* **PROBLEM STATEMENT**
Return the data verbatim, without pictures.

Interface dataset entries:
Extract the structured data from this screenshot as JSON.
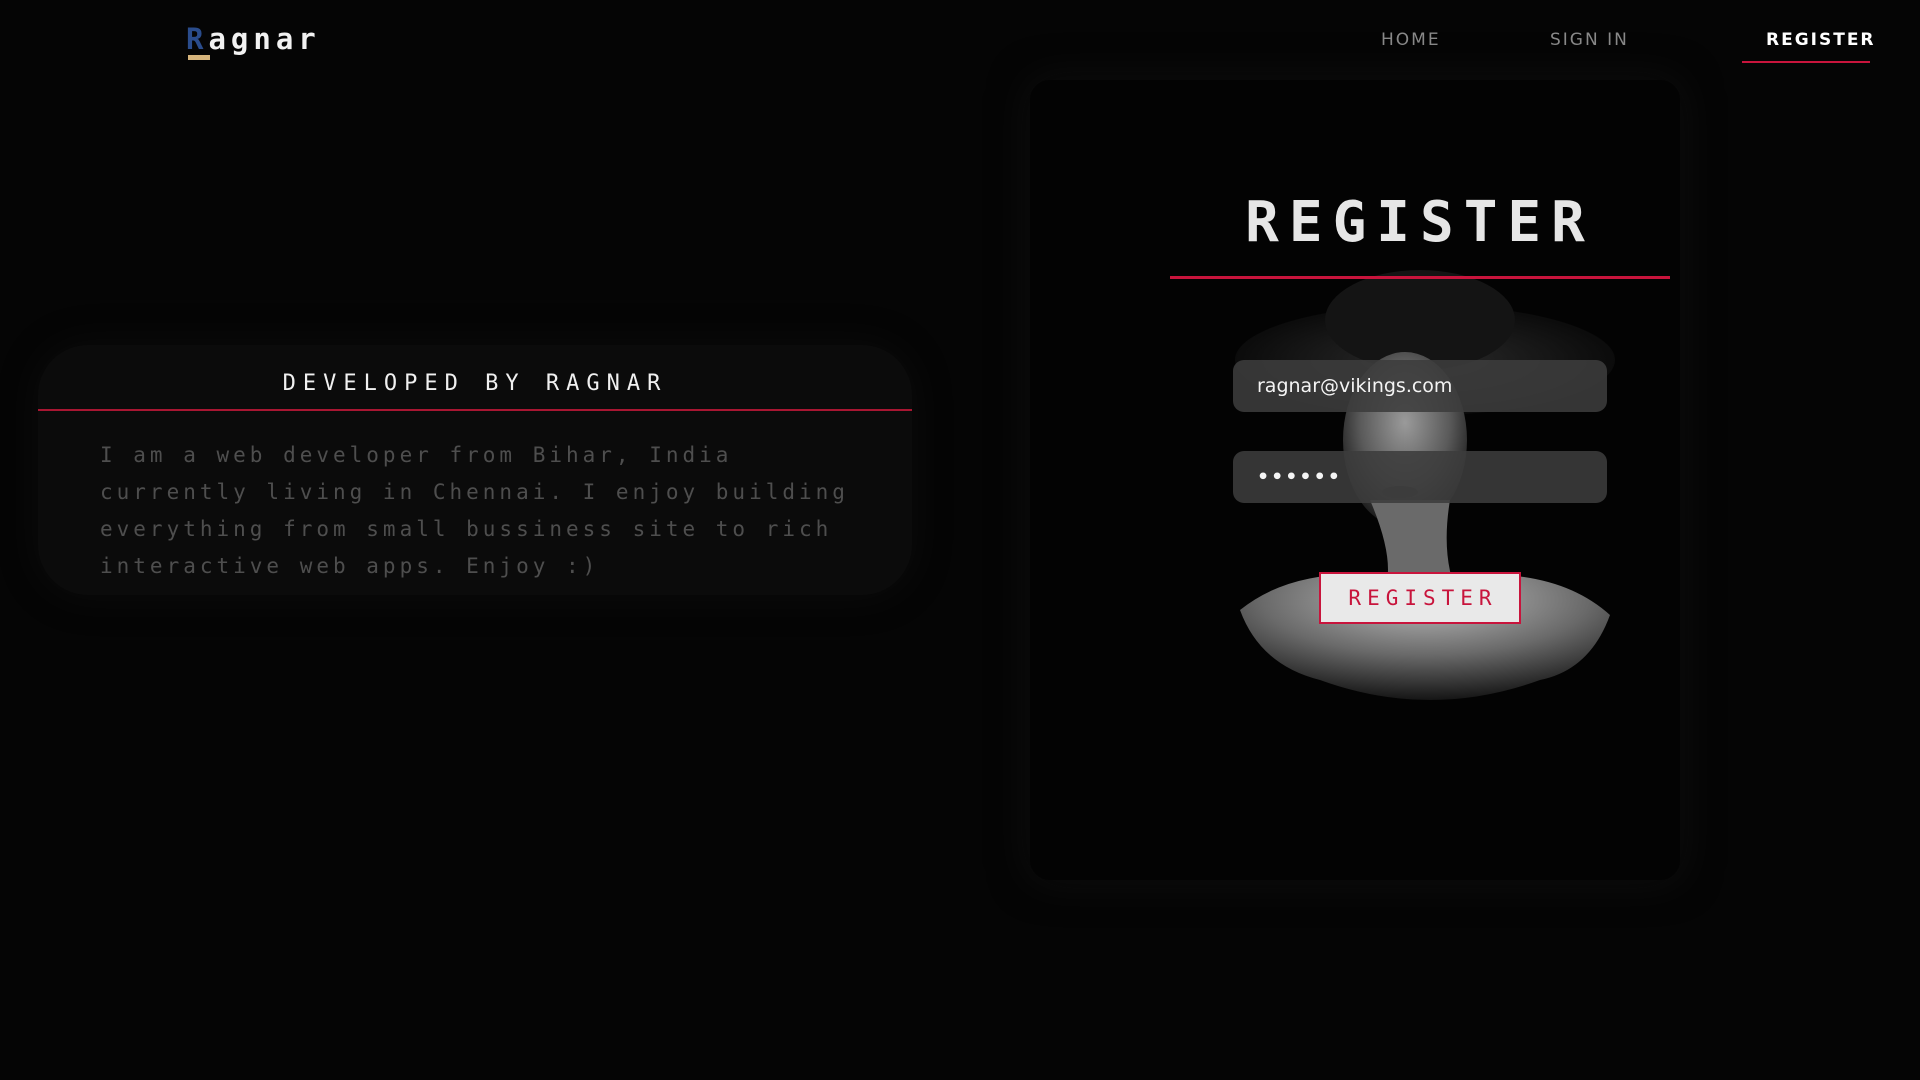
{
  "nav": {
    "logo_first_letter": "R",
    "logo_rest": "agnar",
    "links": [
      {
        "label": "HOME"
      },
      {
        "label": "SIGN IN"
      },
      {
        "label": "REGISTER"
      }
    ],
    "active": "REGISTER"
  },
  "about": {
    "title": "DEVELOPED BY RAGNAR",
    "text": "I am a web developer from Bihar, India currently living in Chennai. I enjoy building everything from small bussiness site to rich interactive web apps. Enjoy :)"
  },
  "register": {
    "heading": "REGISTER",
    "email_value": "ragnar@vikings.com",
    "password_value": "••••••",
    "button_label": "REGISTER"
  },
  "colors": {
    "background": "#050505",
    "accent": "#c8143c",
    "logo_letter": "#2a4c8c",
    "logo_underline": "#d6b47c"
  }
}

* **SOLUTION TO THIS TASK**
Extract the structured data from this screenshot as JSON.
{
  "nav": {
    "logo_first_letter": "R",
    "logo_rest": "agnar",
    "links": [
      {
        "label": "HOME"
      },
      {
        "label": "SIGN IN"
      },
      {
        "label": "REGISTER"
      }
    ],
    "active": "REGISTER"
  },
  "about": {
    "title": "DEVELOPED BY RAGNAR",
    "text": "I am a web developer from Bihar, India currently living in Chennai. I enjoy building everything from small bussiness site to rich interactive web apps. Enjoy :)"
  },
  "register": {
    "heading": "REGISTER",
    "email_value": "ragnar@vikings.com",
    "password_value": "••••••",
    "button_label": "REGISTER"
  },
  "colors": {
    "background": "#050505",
    "accent": "#c8143c",
    "logo_letter": "#2a4c8c",
    "logo_underline": "#d6b47c"
  }
}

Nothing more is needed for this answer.